— Entries from a dataset of interfaces —
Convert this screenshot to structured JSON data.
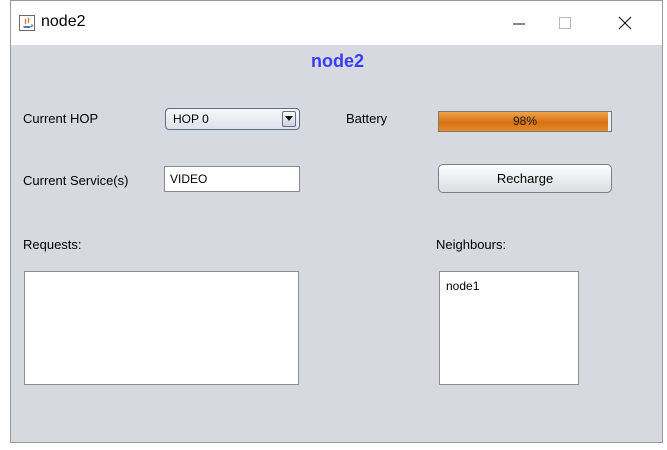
{
  "window": {
    "title": "node2",
    "app_icon": "java-icon",
    "controls": {
      "minimize": "minimize-icon",
      "maximize": "maximize-icon",
      "close": "close-icon"
    }
  },
  "heading": "node2",
  "heading_color": "#3b3bf5",
  "current_hop": {
    "label": "Current HOP",
    "selected": "HOP 0"
  },
  "battery": {
    "label": "Battery",
    "value_text": "98%",
    "level": 0.98,
    "bar_color": "#d67211"
  },
  "current_service": {
    "label": "Current Service(s)",
    "value": "VIDEO"
  },
  "recharge_button": "Recharge",
  "requests": {
    "label": "Requests:",
    "items": []
  },
  "neighbours": {
    "label": "Neighbours:",
    "items": [
      "node1"
    ]
  }
}
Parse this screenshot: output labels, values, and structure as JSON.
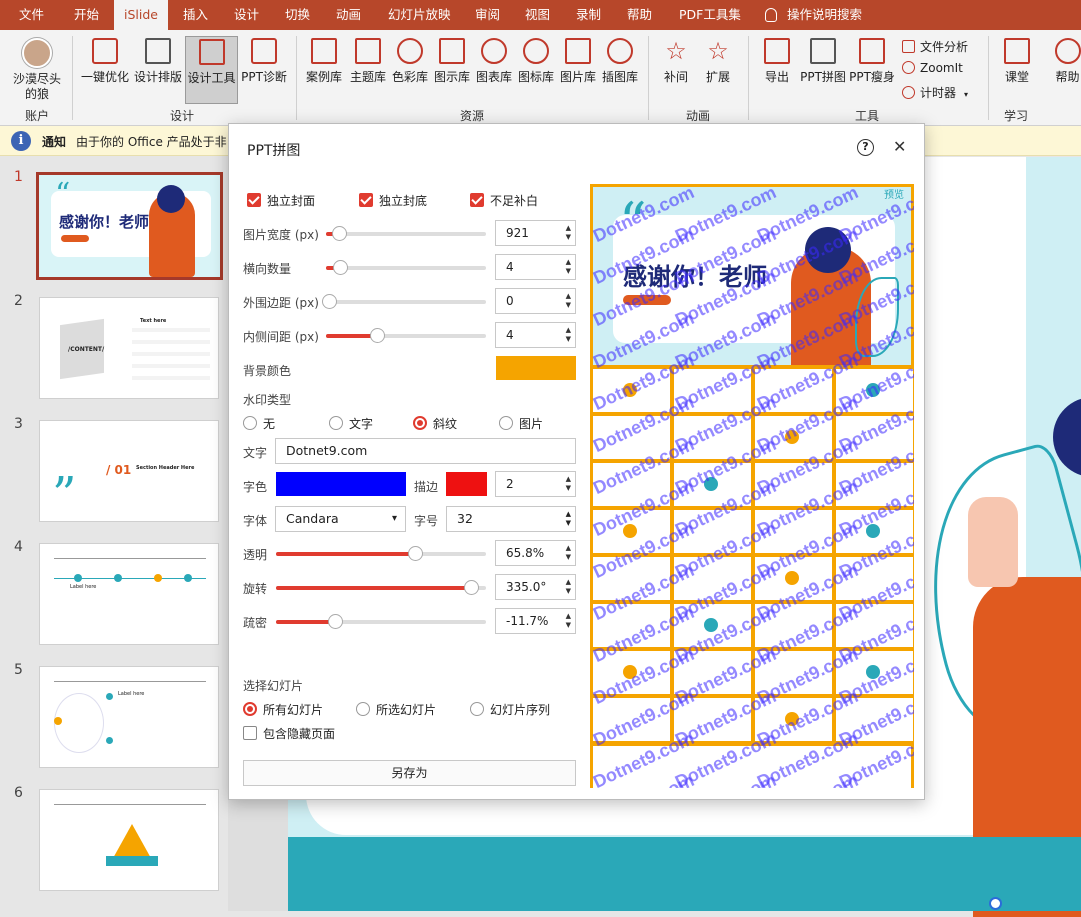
{
  "tabs": [
    "文件",
    "开始",
    "iSlide",
    "插入",
    "设计",
    "切换",
    "动画",
    "幻灯片放映",
    "审阅",
    "视图",
    "录制",
    "帮助",
    "PDF工具集"
  ],
  "active_tab": "iSlide",
  "tell_me": "操作说明搜索",
  "ribbon": {
    "account": {
      "name_line1": "沙漠尽头",
      "name_line2": "的狼",
      "group": "账户"
    },
    "design": {
      "btn1": "一键优化",
      "btn2": "设计排版",
      "btn3": "设计工具",
      "btn4": "PPT诊断",
      "group": "设计"
    },
    "resources": {
      "items": [
        "案例库",
        "主题库",
        "色彩库",
        "图示库",
        "图表库",
        "图标库",
        "图片库",
        "插图库"
      ],
      "group": "资源"
    },
    "animation": {
      "items": [
        "补间",
        "扩展"
      ],
      "group": "动画"
    },
    "tools": {
      "export": "导出",
      "puzzle": "PPT拼图",
      "slim": "PPT瘦身",
      "file_analysis": "文件分析",
      "zoomit": "ZoomIt",
      "timer": "计时器",
      "group": "工具"
    },
    "learn": {
      "class": "课堂",
      "help": "帮助",
      "group": "学习"
    }
  },
  "notice": {
    "label": "通知",
    "text": "由于你的 Office 产品处于非"
  },
  "slide_numbers": [
    "1",
    "2",
    "3",
    "4",
    "5",
    "6"
  ],
  "thumb_text": {
    "s1_title": "感谢你！老师",
    "s2_content": "/CONTENT/",
    "s2_item": "Text here",
    "s3_num": "/ 01",
    "s3_head": "Section Header Here",
    "s4_label": "Label here",
    "s5_label": "Label here"
  },
  "dialog": {
    "title": "PPT拼图",
    "help_icon": "?",
    "close_icon": "✕",
    "checkboxes": [
      "独立封面",
      "独立封底",
      "不足补白"
    ],
    "fields": {
      "width_label": "图片宽度 (px)",
      "width_value": "921",
      "width_pct": 0.08,
      "cols_label": "横向数量",
      "cols_value": "4",
      "cols_pct": 0.09,
      "outer_label": "外围边距 (px)",
      "outer_value": "0",
      "outer_pct": 0.02,
      "inner_label": "内侧间距 (px)",
      "inner_value": "4",
      "inner_pct": 0.32,
      "bg_label": "背景颜色",
      "bg_color": "#f5a400"
    },
    "watermark_type_label": "水印类型",
    "watermark_types": [
      "无",
      "文字",
      "斜纹",
      "图片"
    ],
    "watermark_selected": "斜纹",
    "text_label": "文字",
    "text_value": "Dotnet9.com",
    "color_label": "字色",
    "font_color": "#0000ff",
    "stroke_label": "描边",
    "stroke_color": "#ee1111",
    "stroke_value": "2",
    "font_label": "字体",
    "font_value": "Candara",
    "size_label": "字号",
    "size_value": "32",
    "opacity_label": "透明",
    "opacity_value": "65.8%",
    "opacity_pct": 0.66,
    "rotate_label": "旋转",
    "rotate_value": "335.0°",
    "rotate_pct": 0.93,
    "sparse_label": "疏密",
    "sparse_value": "-11.7%",
    "sparse_pct": 0.28,
    "select_label": "选择幻灯片",
    "select_options": [
      "所有幻灯片",
      "所选幻灯片",
      "幻灯片序列"
    ],
    "select_selected": "所有幻灯片",
    "hidden_label": "包含隐藏页面",
    "save_label": "另存为",
    "preview_badge": "预览",
    "watermark_text": "Dotnet9.com",
    "preview_title": "感谢你！老师"
  },
  "colors": {
    "accent": "#b7472a",
    "red": "#e03b2f",
    "orange": "#f5a400",
    "teal": "#2aa8b8"
  }
}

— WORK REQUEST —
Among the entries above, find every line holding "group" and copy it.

— SOLUTION TO THIS TASK —
      "group": "账户"
      "group": "设计"
      "group": "资源"
      "group": "动画"
      "group": "工具"
      "group": "学习"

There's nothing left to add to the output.